Task input>

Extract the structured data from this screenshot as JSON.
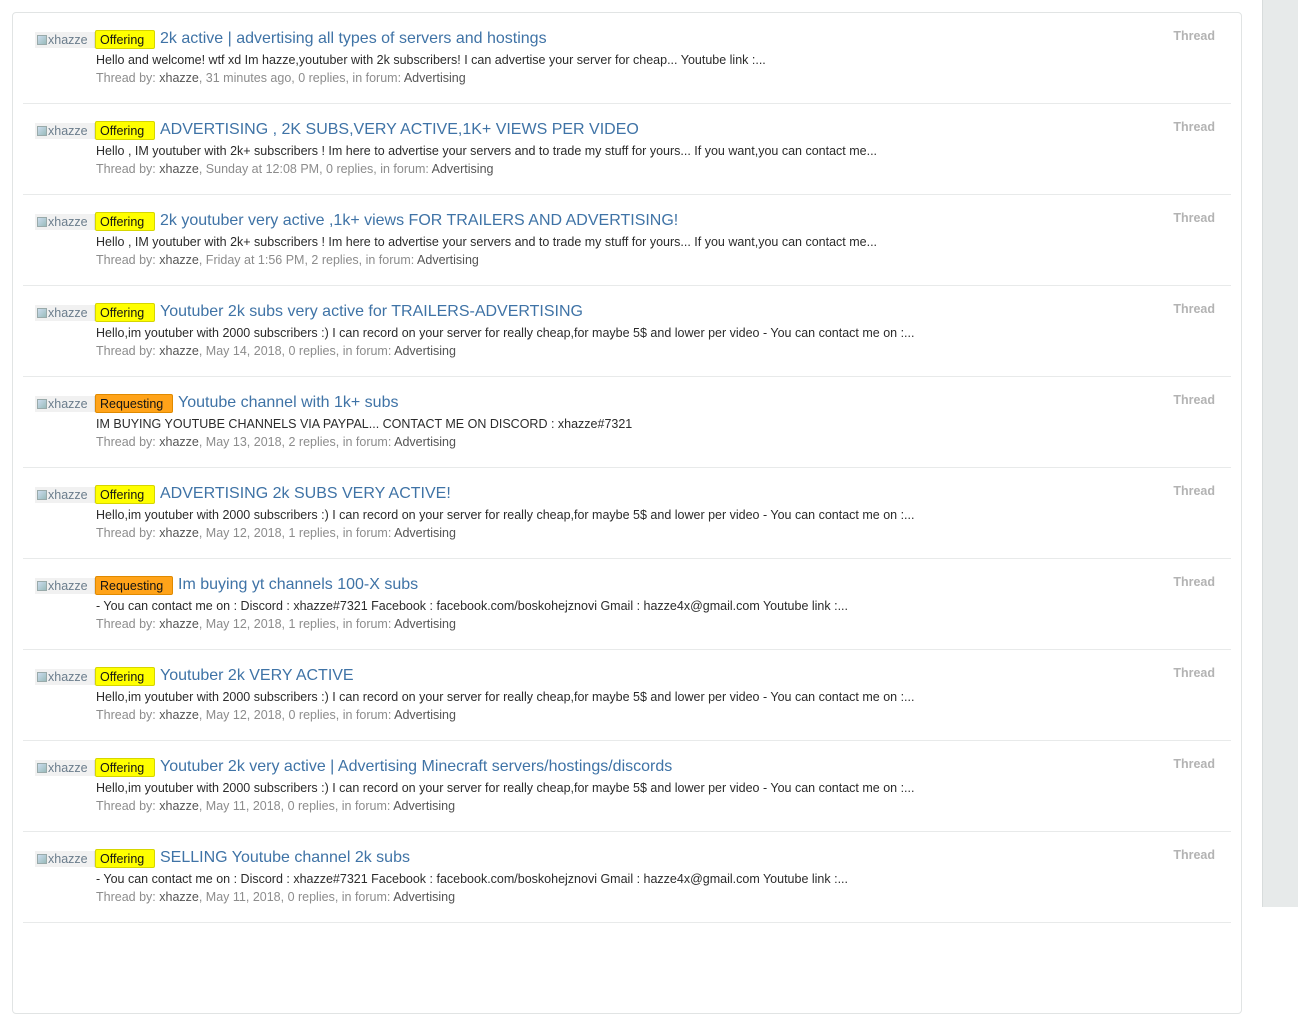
{
  "results": [
    {
      "avatar_alt": "xhazze",
      "prefix": "Offering",
      "title": "2k active | advertising all types of servers and hostings",
      "snippet": "Hello and welcome! wtf xd Im hazze,youtuber with 2k subscribers! I can advertise your server for cheap... Youtube link :...",
      "meta_label": "Thread by:",
      "author": "xhazze",
      "meta_details": ", 31 minutes ago, 0 replies, in forum:",
      "forum": "Advertising",
      "type": "Thread"
    },
    {
      "avatar_alt": "xhazze",
      "prefix": "Offering",
      "title": "ADVERTISING , 2K SUBS,VERY ACTIVE,1K+ VIEWS PER VIDEO",
      "snippet": "Hello , IM youtuber with 2k+ subscribers ! Im here to advertise your servers and to trade my stuff for yours... If you want,you can contact me...",
      "meta_label": "Thread by:",
      "author": "xhazze",
      "meta_details": ", Sunday at 12:08 PM, 0 replies, in forum:",
      "forum": "Advertising",
      "type": "Thread"
    },
    {
      "avatar_alt": "xhazze",
      "prefix": "Offering",
      "title": "2k youtuber very active ,1k+ views FOR TRAILERS AND ADVERTISING!",
      "snippet": "Hello , IM youtuber with 2k+ subscribers ! Im here to advertise your servers and to trade my stuff for yours... If you want,you can contact me...",
      "meta_label": "Thread by:",
      "author": "xhazze",
      "meta_details": ", Friday at 1:56 PM, 2 replies, in forum:",
      "forum": "Advertising",
      "type": "Thread"
    },
    {
      "avatar_alt": "xhazze",
      "prefix": "Offering",
      "title": "Youtuber 2k subs very active for TRAILERS-ADVERTISING",
      "snippet": "Hello,im youtuber with 2000 subscribers :) I can record on your server for really cheap,for maybe 5$ and lower per video - You can contact me on :...",
      "meta_label": "Thread by:",
      "author": "xhazze",
      "meta_details": ", May 14, 2018, 0 replies, in forum:",
      "forum": "Advertising",
      "type": "Thread"
    },
    {
      "avatar_alt": "xhazze",
      "prefix": "Requesting",
      "title": "Youtube channel with 1k+ subs",
      "snippet": "IM BUYING YOUTUBE CHANNELS VIA PAYPAL... CONTACT ME ON DISCORD : xhazze#7321",
      "meta_label": "Thread by:",
      "author": "xhazze",
      "meta_details": ", May 13, 2018, 2 replies, in forum:",
      "forum": "Advertising",
      "type": "Thread"
    },
    {
      "avatar_alt": "xhazze",
      "prefix": "Offering",
      "title": "ADVERTISING 2k SUBS VERY ACTIVE!",
      "snippet": "Hello,im youtuber with 2000 subscribers :) I can record on your server for really cheap,for maybe 5$ and lower per video - You can contact me on :...",
      "meta_label": "Thread by:",
      "author": "xhazze",
      "meta_details": ", May 12, 2018, 1 replies, in forum:",
      "forum": "Advertising",
      "type": "Thread"
    },
    {
      "avatar_alt": "xhazze",
      "prefix": "Requesting",
      "title": "Im buying yt channels 100-X subs",
      "snippet": "- You can contact me on : Discord : xhazze#7321 Facebook : facebook.com/boskohejznovi Gmail : hazze4x@gmail.com Youtube link :...",
      "meta_label": "Thread by:",
      "author": "xhazze",
      "meta_details": ", May 12, 2018, 1 replies, in forum:",
      "forum": "Advertising",
      "type": "Thread"
    },
    {
      "avatar_alt": "xhazze",
      "prefix": "Offering",
      "title": "Youtuber 2k VERY ACTIVE",
      "snippet": "Hello,im youtuber with 2000 subscribers :) I can record on your server for really cheap,for maybe 5$ and lower per video - You can contact me on :...",
      "meta_label": "Thread by:",
      "author": "xhazze",
      "meta_details": ", May 12, 2018, 0 replies, in forum:",
      "forum": "Advertising",
      "type": "Thread"
    },
    {
      "avatar_alt": "xhazze",
      "prefix": "Offering",
      "title": "Youtuber 2k very active | Advertising Minecraft servers/hostings/discords",
      "snippet": "Hello,im youtuber with 2000 subscribers :) I can record on your server for really cheap,for maybe 5$ and lower per video - You can contact me on :...",
      "meta_label": "Thread by:",
      "author": "xhazze",
      "meta_details": ", May 11, 2018, 0 replies, in forum:",
      "forum": "Advertising",
      "type": "Thread"
    },
    {
      "avatar_alt": "xhazze",
      "prefix": "Offering",
      "title": "SELLING Youtube channel 2k subs",
      "snippet": "- You can contact me on : Discord : xhazze#7321 Facebook : facebook.com/boskohejznovi Gmail : hazze4x@gmail.com Youtube link :...",
      "meta_label": "Thread by:",
      "author": "xhazze",
      "meta_details": ", May 11, 2018, 0 replies, in forum:",
      "forum": "Advertising",
      "type": "Thread"
    }
  ],
  "colors": {
    "offering": "#ffff00",
    "requesting": "#ffa319",
    "title_link": "#3f73a6"
  }
}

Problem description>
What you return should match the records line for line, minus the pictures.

Solution to this task>
Extract the structured data from this screenshot as JSON.
{
  "results": [
    {
      "avatar_alt": "xhazze",
      "prefix": "Offering",
      "title": "2k active | advertising all types of servers and hostings",
      "snippet": "Hello and welcome! wtf xd Im hazze,youtuber with 2k subscribers! I can advertise your server for cheap... Youtube link :...",
      "meta_label": "Thread by:",
      "author": "xhazze",
      "meta_details": ", 31 minutes ago, 0 replies, in forum:",
      "forum": "Advertising",
      "type": "Thread"
    },
    {
      "avatar_alt": "xhazze",
      "prefix": "Offering",
      "title": "ADVERTISING , 2K SUBS,VERY ACTIVE,1K+ VIEWS PER VIDEO",
      "snippet": "Hello , IM youtuber with 2k+ subscribers ! Im here to advertise your servers and to trade my stuff for yours... If you want,you can contact me...",
      "meta_label": "Thread by:",
      "author": "xhazze",
      "meta_details": ", Sunday at 12:08 PM, 0 replies, in forum:",
      "forum": "Advertising",
      "type": "Thread"
    },
    {
      "avatar_alt": "xhazze",
      "prefix": "Offering",
      "title": "2k youtuber very active ,1k+ views FOR TRAILERS AND ADVERTISING!",
      "snippet": "Hello , IM youtuber with 2k+ subscribers ! Im here to advertise your servers and to trade my stuff for yours... If you want,you can contact me...",
      "meta_label": "Thread by:",
      "author": "xhazze",
      "meta_details": ", Friday at 1:56 PM, 2 replies, in forum:",
      "forum": "Advertising",
      "type": "Thread"
    },
    {
      "avatar_alt": "xhazze",
      "prefix": "Offering",
      "title": "Youtuber 2k subs very active for TRAILERS-ADVERTISING",
      "snippet": "Hello,im youtuber with 2000 subscribers :) I can record on your server for really cheap,for maybe 5$ and lower per video - You can contact me on :...",
      "meta_label": "Thread by:",
      "author": "xhazze",
      "meta_details": ", May 14, 2018, 0 replies, in forum:",
      "forum": "Advertising",
      "type": "Thread"
    },
    {
      "avatar_alt": "xhazze",
      "prefix": "Requesting",
      "title": "Youtube channel with 1k+ subs",
      "snippet": "IM BUYING YOUTUBE CHANNELS VIA PAYPAL... CONTACT ME ON DISCORD : xhazze#7321",
      "meta_label": "Thread by:",
      "author": "xhazze",
      "meta_details": ", May 13, 2018, 2 replies, in forum:",
      "forum": "Advertising",
      "type": "Thread"
    },
    {
      "avatar_alt": "xhazze",
      "prefix": "Offering",
      "title": "ADVERTISING 2k SUBS VERY ACTIVE!",
      "snippet": "Hello,im youtuber with 2000 subscribers :) I can record on your server for really cheap,for maybe 5$ and lower per video - You can contact me on :...",
      "meta_label": "Thread by:",
      "author": "xhazze",
      "meta_details": ", May 12, 2018, 1 replies, in forum:",
      "forum": "Advertising",
      "type": "Thread"
    },
    {
      "avatar_alt": "xhazze",
      "prefix": "Requesting",
      "title": "Im buying yt channels 100-X subs",
      "snippet": "- You can contact me on : Discord : xhazze#7321 Facebook : facebook.com/boskohejznovi Gmail : hazze4x@gmail.com Youtube link :...",
      "meta_label": "Thread by:",
      "author": "xhazze",
      "meta_details": ", May 12, 2018, 1 replies, in forum:",
      "forum": "Advertising",
      "type": "Thread"
    },
    {
      "avatar_alt": "xhazze",
      "prefix": "Offering",
      "title": "Youtuber 2k VERY ACTIVE",
      "snippet": "Hello,im youtuber with 2000 subscribers :) I can record on your server for really cheap,for maybe 5$ and lower per video - You can contact me on :...",
      "meta_label": "Thread by:",
      "author": "xhazze",
      "meta_details": ", May 12, 2018, 0 replies, in forum:",
      "forum": "Advertising",
      "type": "Thread"
    },
    {
      "avatar_alt": "xhazze",
      "prefix": "Offering",
      "title": "Youtuber 2k very active | Advertising Minecraft servers/hostings/discords",
      "snippet": "Hello,im youtuber with 2000 subscribers :) I can record on your server for really cheap,for maybe 5$ and lower per video - You can contact me on :...",
      "meta_label": "Thread by:",
      "author": "xhazze",
      "meta_details": ", May 11, 2018, 0 replies, in forum:",
      "forum": "Advertising",
      "type": "Thread"
    },
    {
      "avatar_alt": "xhazze",
      "prefix": "Offering",
      "title": "SELLING Youtube channel 2k subs",
      "snippet": "- You can contact me on : Discord : xhazze#7321 Facebook : facebook.com/boskohejznovi Gmail : hazze4x@gmail.com Youtube link :...",
      "meta_label": "Thread by:",
      "author": "xhazze",
      "meta_details": ", May 11, 2018, 0 replies, in forum:",
      "forum": "Advertising",
      "type": "Thread"
    }
  ],
  "colors": {
    "offering": "#ffff00",
    "requesting": "#ffa319",
    "title_link": "#3f73a6"
  }
}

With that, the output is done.